    :D:D

    Merls
     
  7. Cheers guys!

    Merlin, I always "tin" the wires - instead of twisting them, I put solder on the wire, before I attach it to anything... My dad tought me this..
     
  8. good good, yes twist and tin them. If you need to bend any of the wire ends, use a small pair of needle nose pliers. Depends on how good you want it. The place where i study is sooo anal about it.

    "Clean with isopropal, tin, solder, clean again" takes 10 minutes per joint hmm!

    :D:D

    Merls
     
  9. Yep.. sounds like my dad!

    :D
     
  10. Son? SON!? get back to bed boy before i make you scrub that floor again with the tothbrush!

    heehee

    :D:D

    Merls
     
  11. Sorry. :p

    I was thinking about using thicker wires. I'm not sure on the gauge right now, but I used them for RC car racing. Now I'm wondering, will this affect my bass?
     
  12. It shouldnt effect the bass, just make it more cramped and "rats nest" looking. Unless of course you solder it all with enough slack, then loom them together and use two or three cable ties.

    :D:D

    Merls
     
  13. Uncle Amos

    Uncle Amos

    Sep 3, 2004
    What do you mean when you say "tin the wires?" what is it to "tin?"

    I'm going to attempt my first wiring project tommorow, so I need any help I can get.
     
  14. jeffhigh

    jeffhigh

    May 16, 2005
    wire guage in your bass makes little difference, consider the length of extremely fine wire in the pickups, a foot of wire of any guage added in the cavity is of no significance to the signal.
    jeff
     
  15. Bass

    Bass

    Nov 10, 2003
    Canada
    Definition of "tin the wires": Heat each wire individually and apply solder to each wire individually.

    Then, you are ready to join the wires permanently by holding or clipping them together and applying heat. You only have to hold the solder gun on the joint for a moment or two before you notice the solder begin to melt (tinned previously). You may wish to add a little more solder. You should remove the solder gun at this point in time, and a "good" joint will look shiny.

    Be careful not to move the joint for a until the solder sets.

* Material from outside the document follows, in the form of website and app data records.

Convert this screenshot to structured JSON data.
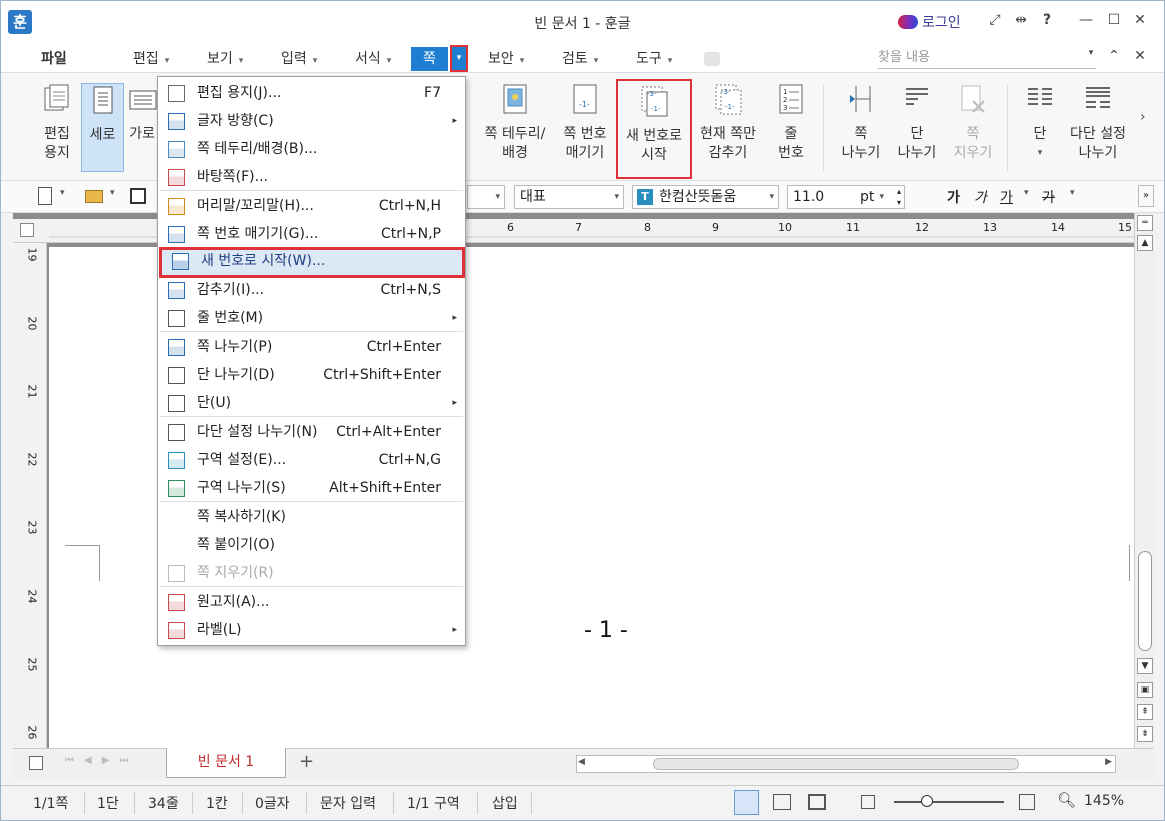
{
  "window": {
    "title": "빈 문서 1 - 훈글",
    "app_icon": "훈",
    "login": "로그인"
  },
  "menu": {
    "file": "파일",
    "tabs": [
      "편집",
      "보기",
      "입력",
      "서식",
      "쪽",
      "보안",
      "검토",
      "도구"
    ],
    "search_placeholder": "찾을 내용"
  },
  "ribbon": {
    "edit_paper": "편집\n용지",
    "portrait": "세로",
    "landscape": "가로",
    "page_border": "쪽 테두리/\n배경",
    "page_number": "쪽 번호\n매기기",
    "new_number": "새 번호로\n시작",
    "hide_current": "현재 쪽만\n감추기",
    "line_number": "줄\n번호",
    "page_break": "쪽\n나누기",
    "column_break": "단\n나누기",
    "page_delete": "쪽\n지우기",
    "columns": "단",
    "multi_column": "다단 설정\n나누기"
  },
  "toolbar": {
    "style": "대표",
    "font": "한컴산뜻돋움",
    "size": "11.0",
    "unit": "pt",
    "formats": [
      "가",
      "가",
      "가",
      "가"
    ]
  },
  "ruler": {
    "h_ticks": [
      "6",
      "7",
      "8",
      "9",
      "10",
      "11",
      "12",
      "13",
      "14",
      "15"
    ],
    "v_ticks": [
      "19",
      "20",
      "21",
      "22",
      "23",
      "24",
      "25",
      "26"
    ]
  },
  "dropdown": {
    "items": [
      {
        "label": "편집 용지(J)...",
        "shortcut": "F7",
        "icon": "paper-icon"
      },
      {
        "label": "글자 방향(C)",
        "shortcut": "",
        "icon": "text-direction-icon",
        "submenu": true
      },
      {
        "label": "쪽 테두리/배경(B)...",
        "shortcut": "",
        "icon": "page-border-icon"
      },
      {
        "label": "바탕쪽(F)...",
        "shortcut": "",
        "icon": "master-page-icon"
      },
      {
        "label": "머리말/꼬리말(H)...",
        "shortcut": "Ctrl+N,H",
        "icon": "header-footer-icon"
      },
      {
        "label": "쪽 번호 매기기(G)...",
        "shortcut": "Ctrl+N,P",
        "icon": "page-number-icon"
      },
      {
        "label": "새 번호로 시작(W)...",
        "shortcut": "",
        "icon": "new-number-icon"
      },
      {
        "label": "감추기(I)...",
        "shortcut": "Ctrl+N,S",
        "icon": "hide-icon"
      },
      {
        "label": "줄 번호(M)",
        "shortcut": "",
        "icon": "line-number-icon",
        "submenu": true
      },
      {
        "label": "쪽 나누기(P)",
        "shortcut": "Ctrl+Enter",
        "icon": "page-break-icon"
      },
      {
        "label": "단 나누기(D)",
        "shortcut": "Ctrl+Shift+Enter",
        "icon": "column-break-icon"
      },
      {
        "label": "단(U)",
        "shortcut": "",
        "icon": "columns-icon",
        "submenu": true
      },
      {
        "label": "다단 설정 나누기(N)",
        "shortcut": "Ctrl+Alt+Enter",
        "icon": "multi-column-icon"
      },
      {
        "label": "구역 설정(E)...",
        "shortcut": "Ctrl+N,G",
        "icon": "section-settings-icon"
      },
      {
        "label": "구역 나누기(S)",
        "shortcut": "Alt+Shift+Enter",
        "icon": "section-break-icon"
      },
      {
        "label": "쪽 복사하기(K)",
        "shortcut": "",
        "icon": ""
      },
      {
        "label": "쪽 붙이기(O)",
        "shortcut": "",
        "icon": ""
      },
      {
        "label": "쪽 지우기(R)",
        "shortcut": "",
        "icon": "page-delete-icon",
        "disabled": true
      },
      {
        "label": "원고지(A)...",
        "shortcut": "",
        "icon": "manuscript-icon"
      },
      {
        "label": "라벨(L)",
        "shortcut": "",
        "icon": "label-icon",
        "submenu": true
      }
    ]
  },
  "document": {
    "page_number_text": "- 1 -",
    "tab_name": "빈 문서 1"
  },
  "status": {
    "page": "1/1쪽",
    "column": "1단",
    "line": "34줄",
    "col": "1칸",
    "chars": "0글자",
    "mode": "문자 입력",
    "section": "1/1 구역",
    "insert": "삽입",
    "zoom": "145%",
    "zoom_level": 0.3
  },
  "colors": {
    "accent": "#1e7fd0",
    "highlight": "#e0303a",
    "doc_tab_text": "#c02a2a"
  }
}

    Do the same thing for pots. Also, it's a good idea to scrape the pot clean with a pocket knife so you have a shiny, unoxidized bare metal surface for the solder to bond to.